_YOUR GOAL_
Beginning with the line that includes "What's the underlying" and ending with the last line of the entries below, set down each line exactly; include no pictures.

_RECORDS_
'''
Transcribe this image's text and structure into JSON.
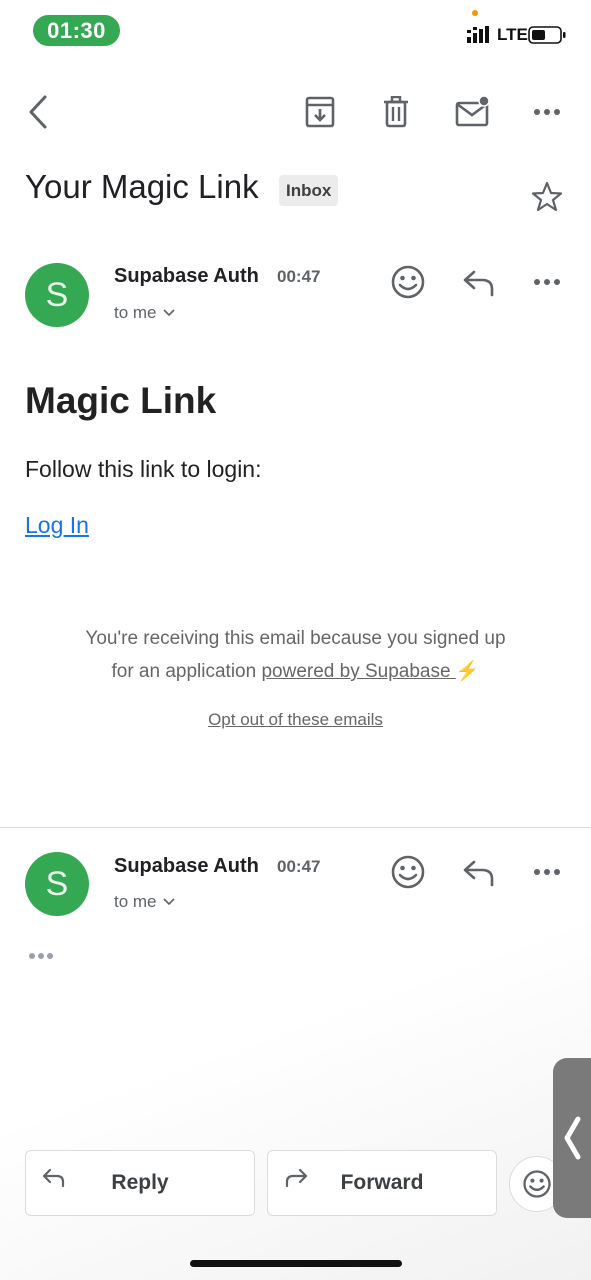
{
  "status_bar": {
    "time": "01:30",
    "network": "LTE"
  },
  "email": {
    "subject": "Your Magic Link",
    "label": "Inbox",
    "messages": [
      {
        "avatar_letter": "S",
        "sender": "Supabase Auth",
        "time": "00:47",
        "recipient": "to me"
      },
      {
        "avatar_letter": "S",
        "sender": "Supabase Auth",
        "time": "00:47",
        "recipient": "to me"
      }
    ],
    "body": {
      "heading": "Magic Link",
      "text": "Follow this link to login:",
      "link": "Log In",
      "footer_line1": "You're receiving this email because you signed up",
      "footer_line2_prefix": "for an application ",
      "footer_link": "powered by Supabase ",
      "footer_emoji": "⚡",
      "optout": "Opt out of these emails"
    }
  },
  "actions": {
    "reply": "Reply",
    "forward": "Forward"
  },
  "colors": {
    "accent_green": "#34a853",
    "link_blue": "#1a73e8"
  }
}
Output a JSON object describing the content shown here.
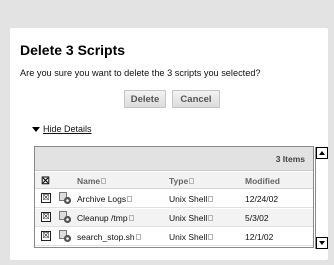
{
  "dialog": {
    "title": "Delete 3 Scripts",
    "question": "Are you sure you want to delete the 3 scripts you selected?",
    "delete_label": "Delete",
    "cancel_label": "Cancel",
    "details_label": "Hide Details"
  },
  "table": {
    "count_label": "3 Items",
    "columns": {
      "name": "Name",
      "type": "Type",
      "modified": "Modified"
    },
    "header_check": "☒",
    "rows": [
      {
        "check": "☒",
        "name": "Archive Logs",
        "type": "Unix Shell",
        "modified": "12/24/02"
      },
      {
        "check": "☒",
        "name": "Cleanup /tmp",
        "type": "Unix Shell",
        "modified": "5/3/02"
      },
      {
        "check": "☒",
        "name": "search_stop.sh",
        "type": "Unix Shell",
        "modified": "12/1/02"
      }
    ]
  },
  "icons": {
    "row_icon": "gear-script-icon",
    "sort": "sort-indicator-icon"
  }
}
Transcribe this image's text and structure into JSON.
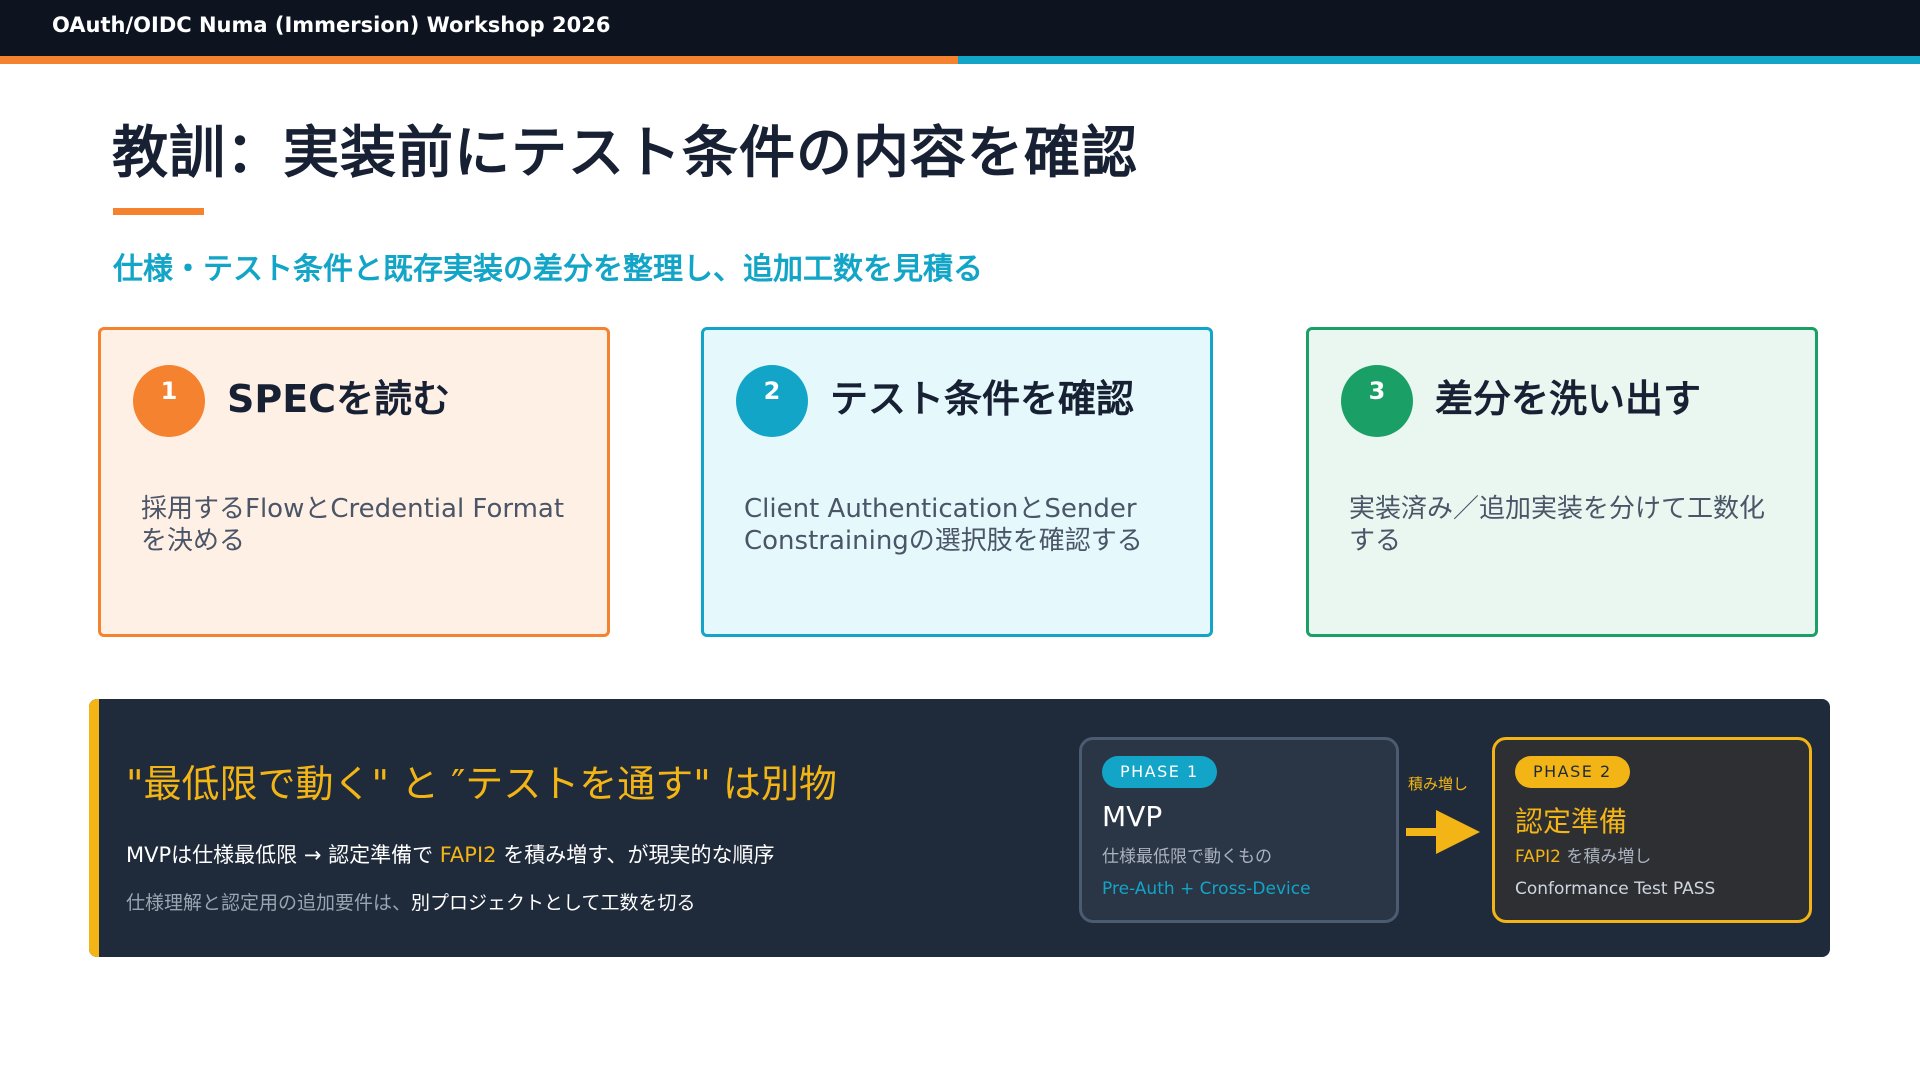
{
  "header": {
    "title": "OAuth/OIDC Numa (Immersion) Workshop 2026"
  },
  "slide": {
    "title": "教訓：実装前にテスト条件の内容を確認",
    "subtitle": "仕様・テスト条件と既存実装の差分を整理し、追加工数を見積る"
  },
  "steps": [
    {
      "number": "1",
      "heading": "SPECを読む",
      "body": "採用するFlowとCredential Formatを決める",
      "color": "#f5822f"
    },
    {
      "number": "2",
      "heading": "テスト条件を確認",
      "body": "Client AuthenticationとSender Constrainingの選択肢を確認する",
      "color": "#12a5c7"
    },
    {
      "number": "3",
      "heading": "差分を洗い出す",
      "body": "実装済み／追加実装を分けて工数化する",
      "color": "#1aa066"
    }
  ],
  "lesson": {
    "title": "\"最低限で動く\" と ″テストを通す\" は別物",
    "line1": {
      "before": "MVPは仕様最低限 → 認定準備で ",
      "highlight": "FAPI2",
      "after": " を積み増す、が現実的な順序"
    },
    "line2": {
      "before": "仕様理解と認定用の追加要件は、",
      "emphasis": "別プロジェクトとして工数を切る"
    },
    "arrow_label": "積み増し",
    "phases": [
      {
        "tag": "PHASE 1",
        "name": "MVP",
        "desc": "仕様最低限で動くもの",
        "detail": "Pre-Auth + Cross-Device"
      },
      {
        "tag": "PHASE 2",
        "name": "認定準備",
        "desc_highlight": "FAPI2",
        "desc": " を積み増し",
        "detail": "Conformance Test PASS"
      }
    ]
  },
  "colors": {
    "orange": "#f5822f",
    "cyan": "#12a5c7",
    "green": "#1aa066",
    "gold": "#f2b515",
    "navy": "#1f2a3b",
    "header": "#0d141f"
  }
}
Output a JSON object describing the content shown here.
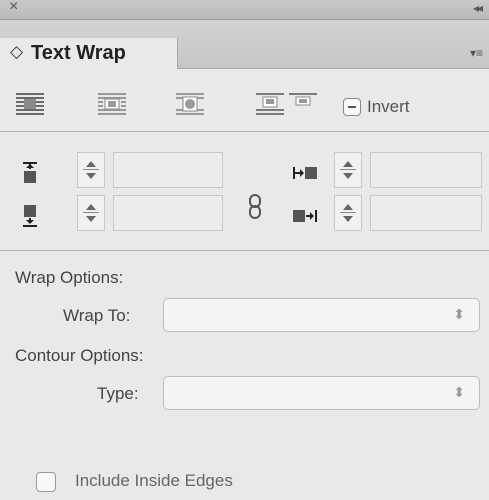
{
  "panel": {
    "close_icon": "close-icon",
    "collapse_icon": "collapse-panel-icon",
    "close_glyph": "×",
    "collapse_glyph": "◂◂",
    "tab_arrows_glyph": "◇",
    "tab_title": "Text Wrap",
    "menu_glyph": "▾≡"
  },
  "wrap_modes": [
    {
      "name": "no-text-wrap"
    },
    {
      "name": "wrap-around-bounding-box"
    },
    {
      "name": "wrap-around-object-shape"
    },
    {
      "name": "jump-object"
    },
    {
      "name": "jump-to-next-column"
    }
  ],
  "invert": {
    "label": "Invert",
    "checked": false
  },
  "offsets": {
    "top": "",
    "bottom": "",
    "left": "",
    "right": "",
    "linked_icon": "chain-link-icon"
  },
  "wrap_options": {
    "section_label": "Wrap Options:",
    "wrap_to_label": "Wrap To:",
    "wrap_to_value": ""
  },
  "contour_options": {
    "section_label": "Contour Options:",
    "type_label": "Type:",
    "type_value": ""
  },
  "include_inside_edges": {
    "label": "Include Inside Edges",
    "checked": false
  }
}
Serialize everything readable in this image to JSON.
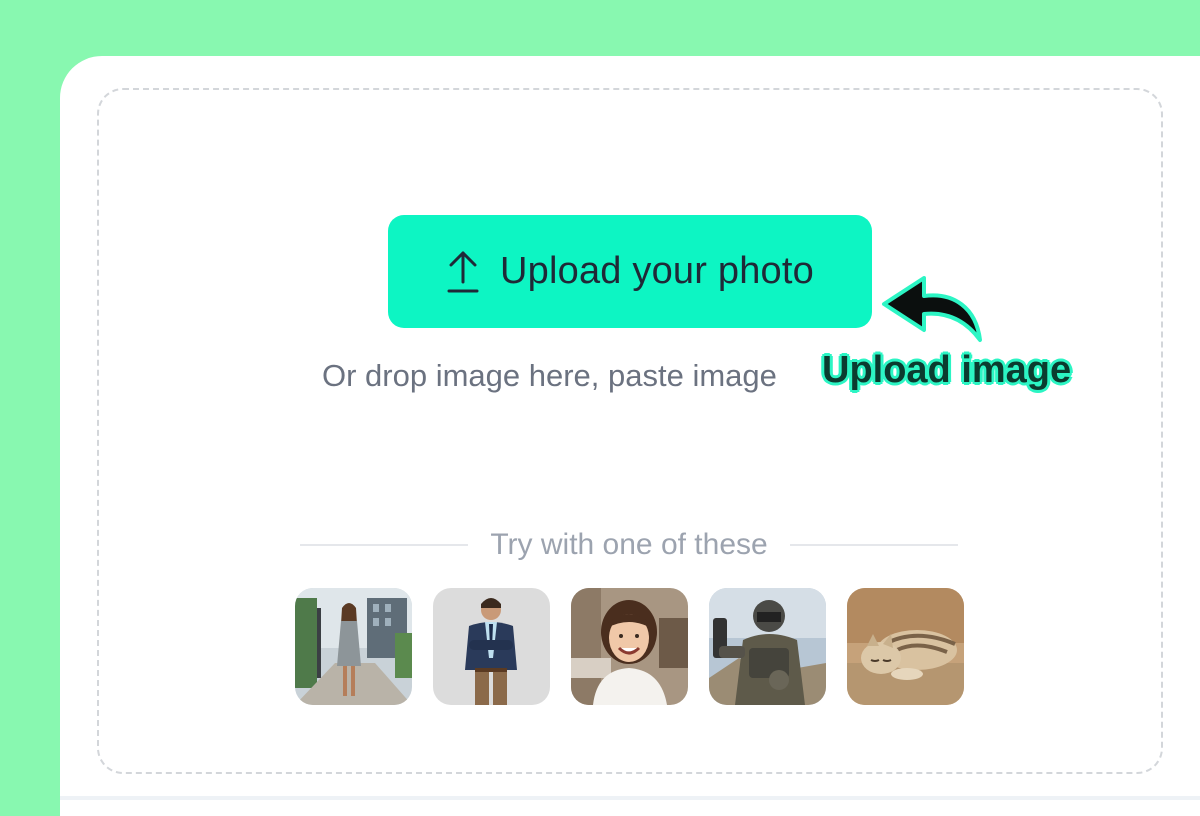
{
  "upload": {
    "button_label": "Upload your photo",
    "icon": "upload-arrow-icon",
    "hint": "Or drop image here, paste image"
  },
  "annotation": {
    "text": "Upload image",
    "icon": "curved-arrow-left-icon"
  },
  "samples": {
    "heading": "Try with one of these",
    "items": [
      {
        "icon": "woman-walking-street-photo"
      },
      {
        "icon": "man-in-suit-photo"
      },
      {
        "icon": "smiling-girl-photo"
      },
      {
        "icon": "armored-soldier-photo"
      },
      {
        "icon": "sleeping-cat-photo"
      }
    ]
  },
  "colors": {
    "background": "#88f8b0",
    "accent": "#0df5c3",
    "card": "#ffffff"
  }
}
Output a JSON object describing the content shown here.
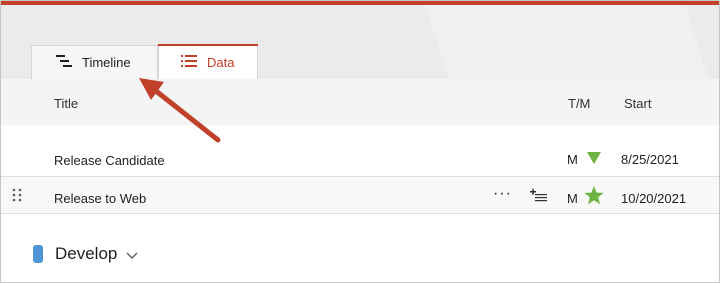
{
  "colors": {
    "accent": "#c0402a",
    "milestone_green": "#6db33f",
    "group_color": "#4f94d4",
    "annotation_arrow": "#c0402a"
  },
  "tabs": [
    {
      "label": "Timeline",
      "icon": "timeline-icon",
      "active": false
    },
    {
      "label": "Data",
      "icon": "list-icon",
      "active": true
    }
  ],
  "table": {
    "columns": {
      "title": "Title",
      "tm": "T/M",
      "start": "Start"
    },
    "rows": [
      {
        "title": "Release Candidate",
        "tm": "M",
        "marker": "triangle-down-icon",
        "start": "8/25/2021"
      },
      {
        "title": "Release to Web",
        "tm": "M",
        "marker": "star-icon",
        "start": "10/20/2021",
        "more_label": "···"
      }
    ]
  },
  "group": {
    "label": "Develop",
    "icon": "chevron-down-icon"
  }
}
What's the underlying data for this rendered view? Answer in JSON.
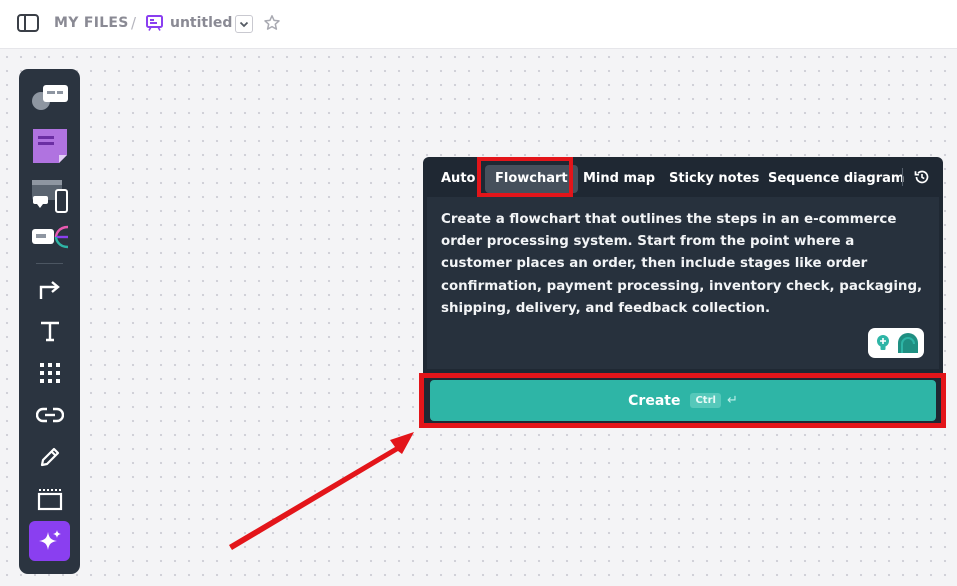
{
  "breadcrumb": {
    "root": "MY FILES",
    "separator": "/",
    "title": "untitled"
  },
  "icons": {
    "sidebar_toggle": "sidebar-toggle-icon",
    "board": "board-icon",
    "dropdown": "chevron-down-icon",
    "star": "star-icon",
    "history": "history-icon",
    "enter": "enter-icon"
  },
  "toolbar": {
    "tools": [
      "templates-tool",
      "sticky-note-tool",
      "devices-tool",
      "components-tool",
      "connector-tool",
      "text-tool",
      "grid-tool",
      "link-tool",
      "pen-tool",
      "frame-tool",
      "ai-assistant-tool"
    ]
  },
  "panel": {
    "tabs": [
      {
        "label": "Auto"
      },
      {
        "label": "Flowchart"
      },
      {
        "label": "Mind map"
      },
      {
        "label": "Sticky notes"
      },
      {
        "label": "Sequence diagram"
      }
    ],
    "selected_tab": "Flowchart",
    "prompt": "Create a flowchart that outlines the steps in an e-commerce order processing system. Start from the point where a customer places an order, then include stages like order confirmation, payment processing, inventory check, packaging, shipping, delivery, and feedback collection.",
    "create_label": "Create",
    "shortcut_key": "Ctrl",
    "enter_glyph": "↵"
  },
  "colors": {
    "accent": "#2eb5a6",
    "panel_bg": "#1f2833",
    "toolbar_bg": "#2b3440",
    "highlight": "#e3151a",
    "ai_purple": "#8a3ff0"
  }
}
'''
_FINAL ANSWER_
What's the underlying data for this rendered view? Answer in JSON.
{
  "breadcrumb": {
    "root": "MY FILES",
    "separator": "/",
    "title": "untitled"
  },
  "icons": {
    "sidebar_toggle": "sidebar-toggle-icon",
    "board": "board-icon",
    "dropdown": "chevron-down-icon",
    "star": "star-icon",
    "history": "history-icon",
    "enter": "enter-icon"
  },
  "toolbar": {
    "tools": [
      "templates-tool",
      "sticky-note-tool",
      "devices-tool",
      "components-tool",
      "connector-tool",
      "text-tool",
      "grid-tool",
      "link-tool",
      "pen-tool",
      "frame-tool",
      "ai-assistant-tool"
    ]
  },
  "panel": {
    "tabs": [
      {
        "label": "Auto"
      },
      {
        "label": "Flowchart"
      },
      {
        "label": "Mind map"
      },
      {
        "label": "Sticky notes"
      },
      {
        "label": "Sequence diagram"
      }
    ],
    "selected_tab": "Flowchart",
    "prompt": "Create a flowchart that outlines the steps in an e-commerce order processing system. Start from the point where a customer places an order, then include stages like order confirmation, payment processing, inventory check, packaging, shipping, delivery, and feedback collection.",
    "create_label": "Create",
    "shortcut_key": "Ctrl",
    "enter_glyph": "↵"
  },
  "colors": {
    "accent": "#2eb5a6",
    "panel_bg": "#1f2833",
    "toolbar_bg": "#2b3440",
    "highlight": "#e3151a",
    "ai_purple": "#8a3ff0"
  }
}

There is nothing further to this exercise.